--- Work request ---
The answer must consist of the entire listing, repeated exactly.

Data shown Start Marker

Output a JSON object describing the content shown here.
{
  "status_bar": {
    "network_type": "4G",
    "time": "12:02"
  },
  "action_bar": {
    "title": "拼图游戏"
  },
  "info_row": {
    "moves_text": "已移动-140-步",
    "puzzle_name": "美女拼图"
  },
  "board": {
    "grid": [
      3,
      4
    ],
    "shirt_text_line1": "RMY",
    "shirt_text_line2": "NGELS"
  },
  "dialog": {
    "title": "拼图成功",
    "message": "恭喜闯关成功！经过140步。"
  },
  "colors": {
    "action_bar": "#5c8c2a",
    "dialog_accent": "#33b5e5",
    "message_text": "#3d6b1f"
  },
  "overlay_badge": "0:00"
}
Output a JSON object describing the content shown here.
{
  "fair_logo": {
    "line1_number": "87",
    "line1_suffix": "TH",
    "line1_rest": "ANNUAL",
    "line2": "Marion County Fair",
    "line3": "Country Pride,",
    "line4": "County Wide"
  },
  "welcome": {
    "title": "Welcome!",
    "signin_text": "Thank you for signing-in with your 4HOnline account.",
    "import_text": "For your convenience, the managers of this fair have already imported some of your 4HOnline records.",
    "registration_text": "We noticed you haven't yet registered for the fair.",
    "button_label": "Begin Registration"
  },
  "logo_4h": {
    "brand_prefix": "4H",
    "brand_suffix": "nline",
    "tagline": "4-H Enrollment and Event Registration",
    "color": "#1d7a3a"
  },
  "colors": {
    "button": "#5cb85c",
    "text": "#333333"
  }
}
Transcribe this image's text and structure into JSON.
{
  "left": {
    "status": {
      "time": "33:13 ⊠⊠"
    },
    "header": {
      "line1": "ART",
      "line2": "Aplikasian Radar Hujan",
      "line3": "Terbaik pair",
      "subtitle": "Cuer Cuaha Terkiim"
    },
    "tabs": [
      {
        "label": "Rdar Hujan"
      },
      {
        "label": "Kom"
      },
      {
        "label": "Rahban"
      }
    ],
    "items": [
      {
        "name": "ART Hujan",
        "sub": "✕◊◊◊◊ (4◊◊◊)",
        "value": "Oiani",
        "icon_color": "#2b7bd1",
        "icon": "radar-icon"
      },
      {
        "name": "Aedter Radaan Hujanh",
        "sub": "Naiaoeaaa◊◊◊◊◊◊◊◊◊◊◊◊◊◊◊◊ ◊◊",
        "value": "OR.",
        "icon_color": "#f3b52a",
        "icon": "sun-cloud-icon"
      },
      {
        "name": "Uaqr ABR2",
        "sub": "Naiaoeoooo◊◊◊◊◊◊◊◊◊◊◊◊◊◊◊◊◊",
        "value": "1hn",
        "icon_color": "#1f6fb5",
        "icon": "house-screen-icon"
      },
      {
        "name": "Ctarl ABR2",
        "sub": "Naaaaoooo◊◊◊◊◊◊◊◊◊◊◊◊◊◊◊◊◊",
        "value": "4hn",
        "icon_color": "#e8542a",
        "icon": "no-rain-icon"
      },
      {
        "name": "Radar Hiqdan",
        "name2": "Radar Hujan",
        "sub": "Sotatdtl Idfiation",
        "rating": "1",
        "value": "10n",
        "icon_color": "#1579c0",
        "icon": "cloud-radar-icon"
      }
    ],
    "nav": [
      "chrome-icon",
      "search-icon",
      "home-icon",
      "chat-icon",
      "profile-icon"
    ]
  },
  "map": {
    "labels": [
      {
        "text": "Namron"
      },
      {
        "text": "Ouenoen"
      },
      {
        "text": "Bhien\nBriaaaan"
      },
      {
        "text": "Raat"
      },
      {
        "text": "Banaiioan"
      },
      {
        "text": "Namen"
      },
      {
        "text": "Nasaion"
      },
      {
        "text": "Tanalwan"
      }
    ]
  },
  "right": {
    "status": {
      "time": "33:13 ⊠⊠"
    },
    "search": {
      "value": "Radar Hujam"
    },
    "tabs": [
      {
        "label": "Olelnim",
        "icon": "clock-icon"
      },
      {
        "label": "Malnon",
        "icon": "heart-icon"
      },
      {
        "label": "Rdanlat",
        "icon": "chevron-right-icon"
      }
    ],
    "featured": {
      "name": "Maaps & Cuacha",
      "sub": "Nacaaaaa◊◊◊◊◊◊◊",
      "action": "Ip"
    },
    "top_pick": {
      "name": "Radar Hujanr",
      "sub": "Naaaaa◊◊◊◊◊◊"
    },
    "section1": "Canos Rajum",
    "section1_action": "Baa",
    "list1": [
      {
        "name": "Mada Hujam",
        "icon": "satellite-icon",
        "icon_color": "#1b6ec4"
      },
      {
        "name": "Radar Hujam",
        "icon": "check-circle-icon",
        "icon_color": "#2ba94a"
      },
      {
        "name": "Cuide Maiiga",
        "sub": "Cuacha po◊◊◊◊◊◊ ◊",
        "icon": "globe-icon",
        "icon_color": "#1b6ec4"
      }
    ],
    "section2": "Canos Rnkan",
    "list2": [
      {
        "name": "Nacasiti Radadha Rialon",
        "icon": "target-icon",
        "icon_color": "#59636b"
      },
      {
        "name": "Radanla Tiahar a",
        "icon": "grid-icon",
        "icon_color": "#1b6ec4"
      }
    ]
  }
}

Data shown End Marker

--- Exercise output ---
Output a JSON object describing the content shown here.
{
  "status_bar": {
    "network_type": "4G",
    "time": "12:02"
  },
  "action_bar": {
    "title": "拼图游戏"
  },
  "info_row": {
    "moves_text": "已移动-140-步",
    "puzzle_name": "美女拼图"
  },
  "board": {
    "grid": [
      3,
      4
    ],
    "shirt_text_line1": "RMY",
    "shirt_text_line2": "NGELS"
  },
  "dialog": {
    "title": "拼图成功",
    "message": "恭喜闯关成功！经过140步。"
  },
  "colors": {
    "action_bar": "#5c8c2a",
    "dialog_accent": "#33b5e5",
    "message_text": "#3d6b1f"
  },
  "overlay_badge": "0:00"
}
Output a JSON object describing the content shown here.
{
  "fair_logo": {
    "line1_number": "87",
    "line1_suffix": "TH",
    "line1_rest": "ANNUAL",
    "line2": "Marion County Fair",
    "line3": "Country Pride,",
    "line4": "County Wide"
  },
  "welcome": {
    "title": "Welcome!",
    "signin_text": "Thank you for signing-in with your 4HOnline account.",
    "import_text": "For your convenience, the managers of this fair have already imported some of your 4HOnline records.",
    "registration_text": "We noticed you haven't yet registered for the fair.",
    "button_label": "Begin Registration"
  },
  "logo_4h": {
    "brand_prefix": "4H",
    "brand_suffix": "nline",
    "tagline": "4-H Enrollment and Event Registration",
    "color": "#1d7a3a"
  },
  "colors": {
    "button": "#5cb85c",
    "text": "#333333"
  }
}
Transcribe this image's text and structure into JSON.
{
  "left": {
    "status": {
      "time": "33:13 ⊠⊠"
    },
    "header": {
      "line1": "ART",
      "line2": "Aplikasian Radar Hujan",
      "line3": "Terbaik pair",
      "subtitle": "Cuer Cuaha Terkiim"
    },
    "tabs": [
      {
        "label": "Rdar Hujan"
      },
      {
        "label": "Kom"
      },
      {
        "label": "Rahban"
      }
    ],
    "items": [
      {
        "name": "ART Hujan",
        "sub": "✕◊◊◊◊ (4◊◊◊)",
        "value": "Oiani",
        "icon_color": "#2b7bd1",
        "icon": "radar-icon"
      },
      {
        "name": "Aedter Radaan Hujanh",
        "sub": "Naiaoeaaa◊◊◊◊◊◊◊◊◊◊◊◊◊◊◊◊ ◊◊",
        "value": "OR.",
        "icon_color": "#f3b52a",
        "icon": "sun-cloud-icon"
      },
      {
        "name": "Uaqr ABR2",
        "sub": "Naiaoeoooo◊◊◊◊◊◊◊◊◊◊◊◊◊◊◊◊◊",
        "value": "1hn",
        "icon_color": "#1f6fb5",
        "icon": "house-screen-icon"
      },
      {
        "name": "Ctarl ABR2",
        "sub": "Naaaaoooo◊◊◊◊◊◊◊◊◊◊◊◊◊◊◊◊◊",
        "value": "4hn",
        "icon_color": "#e8542a",
        "icon": "no-rain-icon"
      },
      {
        "name": "Radar Hiqdan",
        "name2": "Radar Hujan",
        "sub": "Sotatdtl Idfiation",
        "rating": "1",
        "value": "10n",
        "icon_color": "#1579c0",
        "icon": "cloud-radar-icon"
      }
    ],
    "nav": [
      "chrome-icon",
      "search-icon",
      "home-icon",
      "chat-icon",
      "profile-icon"
    ]
  },
  "map": {
    "labels": [
      {
        "text": "Namron"
      },
      {
        "text": "Ouenoen"
      },
      {
        "text": "Bhien\nBriaaaan"
      },
      {
        "text": "Raat"
      },
      {
        "text": "Banaiioan"
      },
      {
        "text": "Namen"
      },
      {
        "text": "Nasaion"
      },
      {
        "text": "Tanalwan"
      }
    ]
  },
  "right": {
    "status": {
      "time": "33:13 ⊠⊠"
    },
    "search": {
      "value": "Radar Hujam"
    },
    "tabs": [
      {
        "label": "Olelnim",
        "icon": "clock-icon"
      },
      {
        "label": "Malnon",
        "icon": "heart-icon"
      },
      {
        "label": "Rdanlat",
        "icon": "chevron-right-icon"
      }
    ],
    "featured": {
      "name": "Maaps & Cuacha",
      "sub": "Nacaaaaa◊◊◊◊◊◊◊",
      "action": "Ip"
    },
    "top_pick": {
      "name": "Radar Hujanr",
      "sub": "Naaaaa◊◊◊◊◊◊"
    },
    "section1": "Canos Rajum",
    "section1_action": "Baa",
    "list1": [
      {
        "name": "Mada Hujam",
        "icon": "satellite-icon",
        "icon_color": "#1b6ec4"
      },
      {
        "name": "Radar Hujam",
        "icon": "check-circle-icon",
        "icon_color": "#2ba94a"
      },
      {
        "name": "Cuide Maiiga",
        "sub": "Cuacha po◊◊◊◊◊◊ ◊",
        "icon": "globe-icon",
        "icon_color": "#1b6ec4"
      }
    ],
    "section2": "Canos Rnkan",
    "list2": [
      {
        "name": "Nacasiti Radadha Rialon",
        "icon": "target-icon",
        "icon_color": "#59636b"
      },
      {
        "name": "Radanla Tiahar a",
        "icon": "grid-icon",
        "icon_color": "#1b6ec4"
      }
    ]
  }
}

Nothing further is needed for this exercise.